    I wish they would give us other things to read at school. It would be better to show young adults that there are good, enjoyable books. I don’t get why they are all only pushing everyone to read literature/classic books. There is so much more out there.

    • HA no. This actually is not my new feature 😛 this is just a random post I randomly felt like writing.

      Aww, man, so many people are HP averse just because of the hype and stuff and it’s SO RIDICULOUS. Haha, I just want to yell at them every time. Because no one is immune to that series and can say it’s BAD.

      I think it would be better to give students young adult books because not only is it entertaining, but it’s also relatable. You can have great discussions about the character growth arcs which are much more understandable for teens and can foster a sense of compassion and empathy. It makes me sad that none of my teachers did this.

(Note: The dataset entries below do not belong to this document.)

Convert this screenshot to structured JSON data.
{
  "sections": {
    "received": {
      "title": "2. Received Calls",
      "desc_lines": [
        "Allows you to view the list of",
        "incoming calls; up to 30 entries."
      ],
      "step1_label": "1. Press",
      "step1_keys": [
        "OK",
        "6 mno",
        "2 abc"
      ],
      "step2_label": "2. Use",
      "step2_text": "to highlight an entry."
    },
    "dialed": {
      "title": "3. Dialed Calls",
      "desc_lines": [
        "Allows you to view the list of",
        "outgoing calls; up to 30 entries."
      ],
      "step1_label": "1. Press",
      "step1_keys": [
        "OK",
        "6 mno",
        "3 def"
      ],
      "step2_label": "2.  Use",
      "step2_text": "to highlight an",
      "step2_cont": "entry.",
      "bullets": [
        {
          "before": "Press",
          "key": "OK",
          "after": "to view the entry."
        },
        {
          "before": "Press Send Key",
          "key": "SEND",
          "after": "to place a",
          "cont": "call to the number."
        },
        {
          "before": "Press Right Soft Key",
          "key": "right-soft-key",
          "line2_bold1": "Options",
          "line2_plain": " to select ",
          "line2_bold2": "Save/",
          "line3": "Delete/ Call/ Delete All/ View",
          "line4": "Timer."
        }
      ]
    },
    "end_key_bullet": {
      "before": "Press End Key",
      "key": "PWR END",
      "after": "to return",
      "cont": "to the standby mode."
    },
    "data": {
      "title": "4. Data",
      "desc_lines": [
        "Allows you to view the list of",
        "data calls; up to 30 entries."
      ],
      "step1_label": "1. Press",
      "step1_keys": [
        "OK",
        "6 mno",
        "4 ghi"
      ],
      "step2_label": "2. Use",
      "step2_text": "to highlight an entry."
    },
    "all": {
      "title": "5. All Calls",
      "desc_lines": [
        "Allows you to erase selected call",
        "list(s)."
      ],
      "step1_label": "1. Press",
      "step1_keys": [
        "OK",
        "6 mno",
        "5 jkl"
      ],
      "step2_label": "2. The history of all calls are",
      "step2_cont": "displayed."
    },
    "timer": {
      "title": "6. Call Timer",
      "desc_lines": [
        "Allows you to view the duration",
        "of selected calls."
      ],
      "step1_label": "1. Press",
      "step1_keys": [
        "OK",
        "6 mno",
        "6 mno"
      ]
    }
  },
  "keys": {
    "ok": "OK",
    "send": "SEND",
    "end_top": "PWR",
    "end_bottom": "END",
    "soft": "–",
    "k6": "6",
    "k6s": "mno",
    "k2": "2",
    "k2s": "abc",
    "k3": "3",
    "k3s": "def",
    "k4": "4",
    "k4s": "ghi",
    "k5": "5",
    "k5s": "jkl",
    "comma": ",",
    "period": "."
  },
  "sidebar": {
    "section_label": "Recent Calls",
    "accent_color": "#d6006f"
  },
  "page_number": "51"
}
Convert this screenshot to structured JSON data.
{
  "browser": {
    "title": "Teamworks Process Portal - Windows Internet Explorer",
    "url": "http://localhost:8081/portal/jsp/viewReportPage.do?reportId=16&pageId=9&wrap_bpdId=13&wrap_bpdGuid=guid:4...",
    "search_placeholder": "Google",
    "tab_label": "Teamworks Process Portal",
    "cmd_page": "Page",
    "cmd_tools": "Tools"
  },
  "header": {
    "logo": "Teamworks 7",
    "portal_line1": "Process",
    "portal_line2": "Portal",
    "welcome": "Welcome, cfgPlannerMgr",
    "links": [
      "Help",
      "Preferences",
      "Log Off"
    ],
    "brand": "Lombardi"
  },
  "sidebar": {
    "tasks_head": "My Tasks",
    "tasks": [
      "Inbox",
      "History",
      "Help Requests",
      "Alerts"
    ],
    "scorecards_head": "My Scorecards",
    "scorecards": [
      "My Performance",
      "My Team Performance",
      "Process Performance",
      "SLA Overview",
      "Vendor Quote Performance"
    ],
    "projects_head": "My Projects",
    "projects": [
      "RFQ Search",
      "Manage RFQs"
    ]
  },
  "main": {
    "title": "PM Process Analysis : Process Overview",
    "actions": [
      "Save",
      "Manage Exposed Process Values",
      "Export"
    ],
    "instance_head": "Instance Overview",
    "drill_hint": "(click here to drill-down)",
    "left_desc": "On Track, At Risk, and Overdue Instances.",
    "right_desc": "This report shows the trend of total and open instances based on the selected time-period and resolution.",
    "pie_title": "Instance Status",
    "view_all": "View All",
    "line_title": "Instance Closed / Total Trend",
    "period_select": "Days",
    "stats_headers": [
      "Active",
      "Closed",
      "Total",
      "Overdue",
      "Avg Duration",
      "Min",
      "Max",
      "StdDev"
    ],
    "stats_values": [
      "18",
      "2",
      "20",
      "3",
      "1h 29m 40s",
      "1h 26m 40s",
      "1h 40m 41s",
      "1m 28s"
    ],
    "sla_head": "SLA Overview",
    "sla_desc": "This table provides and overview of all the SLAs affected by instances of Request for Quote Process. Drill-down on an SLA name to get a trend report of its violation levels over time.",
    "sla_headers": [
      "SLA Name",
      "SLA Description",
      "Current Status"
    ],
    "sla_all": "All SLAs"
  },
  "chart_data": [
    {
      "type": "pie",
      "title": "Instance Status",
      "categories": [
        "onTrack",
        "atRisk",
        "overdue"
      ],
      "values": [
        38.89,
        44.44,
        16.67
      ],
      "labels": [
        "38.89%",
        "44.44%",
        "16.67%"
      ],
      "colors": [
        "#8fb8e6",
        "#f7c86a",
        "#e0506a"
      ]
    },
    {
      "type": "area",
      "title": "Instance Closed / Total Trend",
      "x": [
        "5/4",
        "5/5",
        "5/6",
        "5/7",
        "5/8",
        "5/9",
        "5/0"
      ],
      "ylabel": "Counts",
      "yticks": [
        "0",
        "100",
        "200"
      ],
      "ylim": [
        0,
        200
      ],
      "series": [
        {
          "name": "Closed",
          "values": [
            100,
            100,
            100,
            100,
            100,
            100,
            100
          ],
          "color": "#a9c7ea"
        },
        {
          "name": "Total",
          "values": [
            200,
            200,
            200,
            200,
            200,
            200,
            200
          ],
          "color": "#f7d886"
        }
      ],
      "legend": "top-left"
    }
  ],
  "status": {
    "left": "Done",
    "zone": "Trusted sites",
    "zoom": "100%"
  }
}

  7. I did read a fair amount as a kid, but somewhere along junior high or high school I read a lot less because, like you said, required reading sucked a lot of the fun out of it. It took me until a few years out of college when it was actually The Hunger Games that did it for me too. I devoured the trilogy and thought, “I really need to find more stuff like this!” My reading picked up and then I started my blog and it picked up even more. Now I feel like I’m making up for lost time!

    Great post!

  8. I am going to write about My literary history (thanks to a topic starter from Estella’s Revenge) and I am going to have a similar story to tell. Basically, forced reading turned me away from reading as well. Also, I felt that libraries never carried anything I cared to read when I was young, and I kept wanting the same book over and over, instead of new books.

    I LOVED reading this, and I have to agree with so many of your points that you made. We’re chasing off readers in school. We give out too much homework, and we never give kids any free time for recreational reading.